But the time came when I made this point to myself: That if I am going to tell the whole wide world, if everyone is gong to know about my status, my father also has a right to know... because he is my father. I don't want him to hear it from the radio or from a neighbor or written in a newspaper. I just have to tell him.

After I told him, I think the relationship has not changed. Now, I think he is more loving. I think he has this idea that he must be even more loving. He is not angry.

Q: It's a big surprise in your diary when you reveal that you have given birth to a baby. (The father is boyfriend Melikhaya, who is also HIV-positive. What made you wait before you talked about your daughter Onwabo?

I decided not to record when I was pregnant. I didn't want to tell anyone that I was pregnant. Because everyone is going to freak out and say, "She's HIV-positive, and she's pregnant, what the hell is she doing? She doesn't know what she is doing." I thought my family would freak out, and people would make comments. But when the doctor told me that there was a chance the baby would be infected and a chance that the baby may not be infected, I decided I wanted a baby.

I thought, "At least I will have a child to leave behind, even if I die." And my family will see me in that child, everyone will see me in that child.

I was able to take AZT, and I went to the mother's program where pregnant mothers go when they are HIV-positive. And my daughter came out HIV-negative. She is clear, she has had her last HIV test.

Q: Do you ever worry about what will happen to Onwabo if you pass away?

I never worry about what if I die. I just don't want to die when she is young. I want her grow a little bigger, and she can know me, and I can know her better. My mother will take care of her if I die.

Q: Do you and Melikhaya talk about what will happen if one of you passes away?

We never talk about that.

Q: How is your health now? At the beginning of your diary, your CD4 count (a way of measuring the immune system) is 167, which is dangerously low, and you are given anti-retroviral drugs (ARVs).

By the time I got sick, I was not expecting to get sick, because the doctor told me that my CD4 count was very low, but I looked healthy. I just kept telling myself there is nothing to worry about. But when I did get sick, I was very scared, because I could see that I was very sick. I thought, "OK, if the doctor says I must take ARVs because they are the only thing I can take to make me better, I must take them." After I took them, everything went back to normal. And now, I must take ARVs for the rest of my life.

My CD4 count is now 350. I just checked it before I came to the United States. It's the highest it's been in recent years. It's been going up, ever since I started ARVs.

Q: Has your life changed since finishing your audio diary?

I am doing great. I am enjoying myself.

Q: Are you doing more activist or education work?

I would love to do educational programs in South Africa, especially in townships. I would love to tour all of South Africa. The townships are where a lot of people live, it's where a lot of people are hiding. You could go to one house in a township, and here are 10 people — maybe five of them are sick. They don't even know they are sick.

Q: How does that make you feel? Knowing that people are still hiding?

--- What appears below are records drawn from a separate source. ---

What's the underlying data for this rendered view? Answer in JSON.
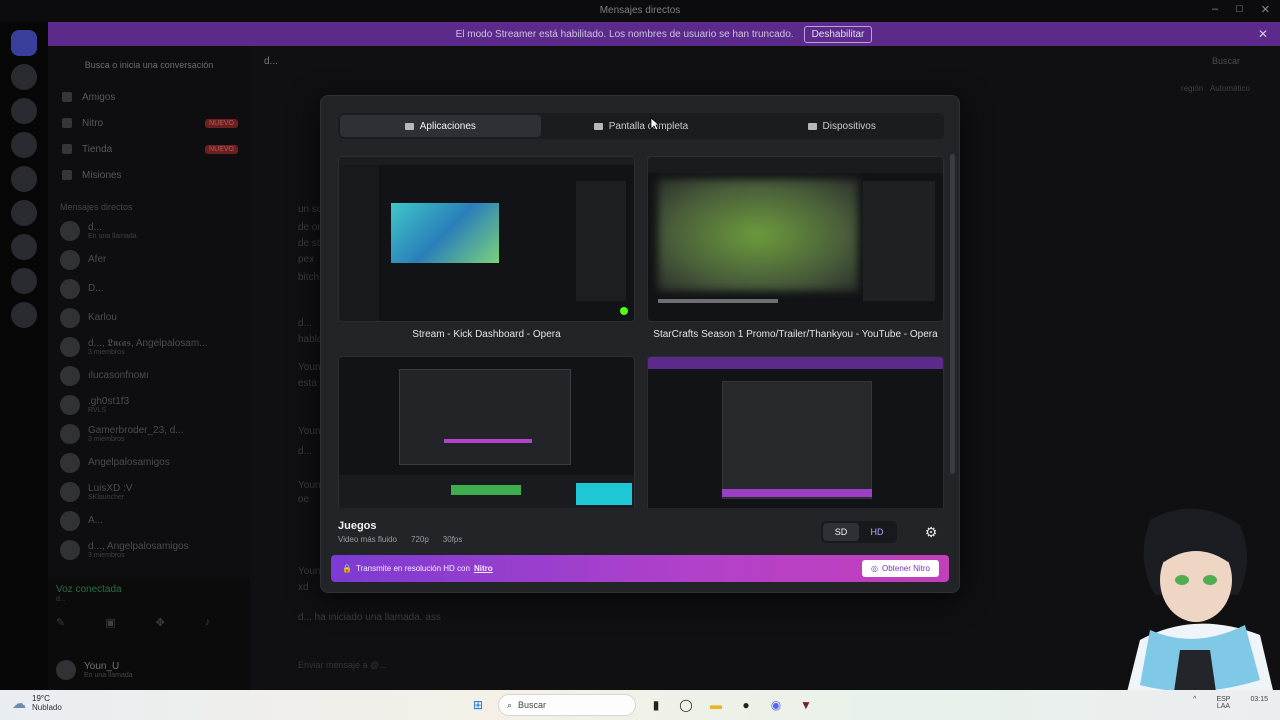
{
  "window": {
    "title": "Mensajes directos"
  },
  "streamer_bar": {
    "message": "El modo Streamer está habilitado. Los nombres de usuario se han truncado.",
    "disable_label": "Deshabilitar"
  },
  "sidebar": {
    "search_placeholder": "Busca o inicia una conversación",
    "nav": [
      {
        "label": "Amigos",
        "badge": ""
      },
      {
        "label": "Nitro",
        "badge": "NUEVO"
      },
      {
        "label": "Tienda",
        "badge": "NUEVO"
      },
      {
        "label": "Misiones",
        "badge": ""
      }
    ],
    "dm_header": "Mensajes directos",
    "dms": [
      {
        "name": "d...",
        "sub": "En una llamada"
      },
      {
        "name": "Afer",
        "sub": ""
      },
      {
        "name": "D...",
        "sub": ""
      },
      {
        "name": "Karlou",
        "sub": ""
      },
      {
        "name": "d..., 𝕷𝖚𝖈𝖆𝖘, Angelpalosam...",
        "sub": "3 miembros"
      },
      {
        "name": "ılucasonfnoмı",
        "sub": ""
      },
      {
        "name": ".gh0st1f3",
        "sub": "RVLS"
      },
      {
        "name": "Gamerbroder_23, d...",
        "sub": "3 miembros"
      },
      {
        "name": "Angelpalosamigos",
        "sub": ""
      },
      {
        "name": "LuisXD :V",
        "sub": "SKlauncher"
      },
      {
        "name": "A...",
        "sub": ""
      },
      {
        "name": "d..., Angelpalosamigos",
        "sub": "3 miembros"
      }
    ],
    "voice": {
      "status": "Voz conectada",
      "channel": "d..."
    },
    "user": {
      "name": "Youn_U",
      "status": "En una llamada"
    }
  },
  "main": {
    "header": "d...",
    "search_placeholder": "Buscar",
    "region_label": "región",
    "region_value": "Automático",
    "chat_lines": [
      "un so",
      "de or",
      "de st",
      "pex",
      "bitch",
      "d...",
      "habla",
      "Youn",
      "esta",
      "Youn",
      "d...",
      "Youn",
      "oe",
      "Youn",
      "xd"
    ],
    "call_started": "d... ha iniciado una llamada. ass",
    "input_placeholder": "Enviar mensaje a @..."
  },
  "modal": {
    "tabs": [
      {
        "label": "Aplicaciones",
        "icon": "window-icon",
        "active": true
      },
      {
        "label": "Pantalla completa",
        "icon": "monitor-icon",
        "active": false
      },
      {
        "label": "Dispositivos",
        "icon": "camera-icon",
        "active": false
      }
    ],
    "sources": [
      {
        "title": "Stream - Kick Dashboard - Opera"
      },
      {
        "title": "StarCrafts Season 1 Promo/Trailer/Thankyou - YouTube - Opera"
      },
      {
        "title": ""
      },
      {
        "title": ""
      }
    ],
    "section": {
      "title": "Juegos",
      "subtitle": "Video más fluido",
      "resolution": "720p",
      "fps": "30fps"
    },
    "quality": {
      "sd": "SD",
      "hd": "HD",
      "selected": "SD"
    },
    "promo": {
      "text": "Transmite en resolución HD con",
      "nitro_word": "Nitro",
      "button": "Obtener Nitro"
    }
  },
  "taskbar": {
    "weather_temp": "19°C",
    "weather_desc": "Nublado",
    "search_placeholder": "Buscar",
    "lang_top": "ESP",
    "lang_bottom": "LAA",
    "time": "03:15"
  },
  "colors": {
    "accent": "#5865f2",
    "nitro_gradient_start": "#7c3bd3",
    "nitro_gradient_end": "#c23fba",
    "streamer_bar": "#5b2a8a"
  }
}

I know how it feels to hide. I hope that everyone can swallow their pride and just come out — because hiding won't help, because you can't hide the sickness. One day, it will come out and it will show. When you need help, you can't hide your sickness from the doctor, you must tell the doctor what you feel.

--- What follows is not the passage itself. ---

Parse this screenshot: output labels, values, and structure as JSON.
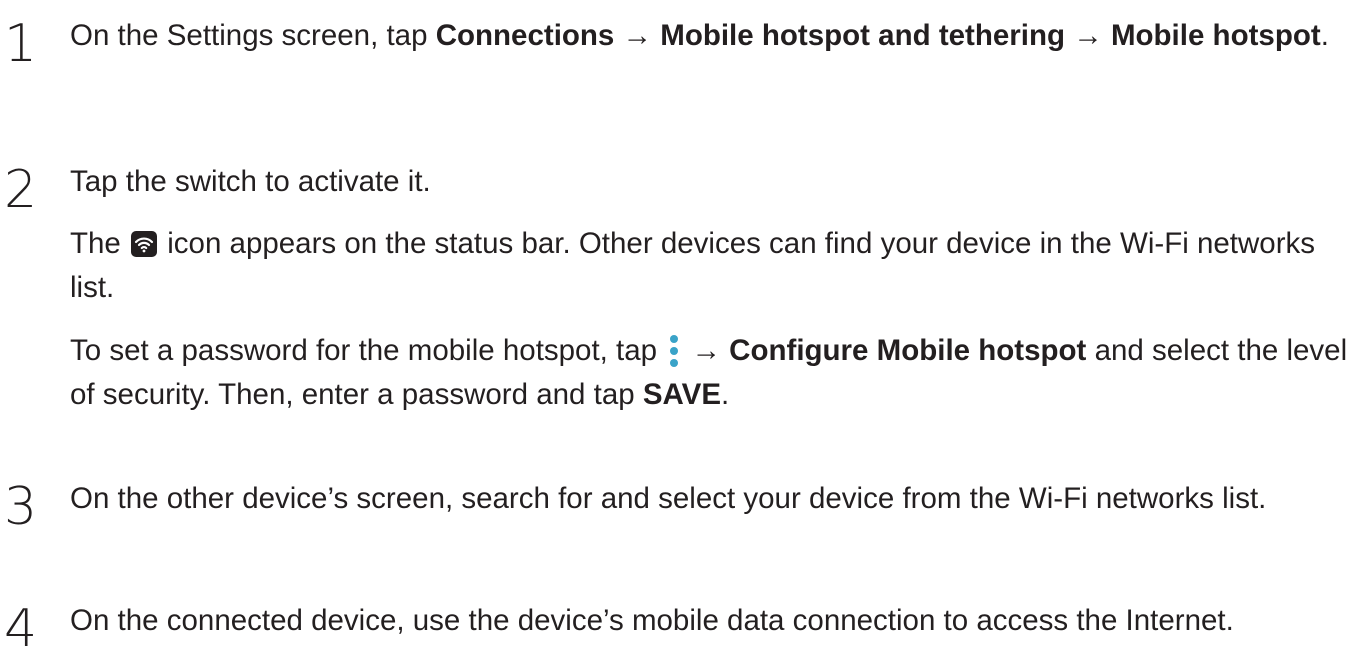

Q: What are you looking forward to doing in the next year? How do you feel about life?

I am happy about life. I just want to concentrate on my health and study further and also take care of my daughter. I would like to get an education and go to college. I would like to do journalism. I always wanted to be a journalist, even when I was growing up. Because I know that I talk too much. I thought I would make a good TV presenter. And Melikhaya, he wants to be a photographer.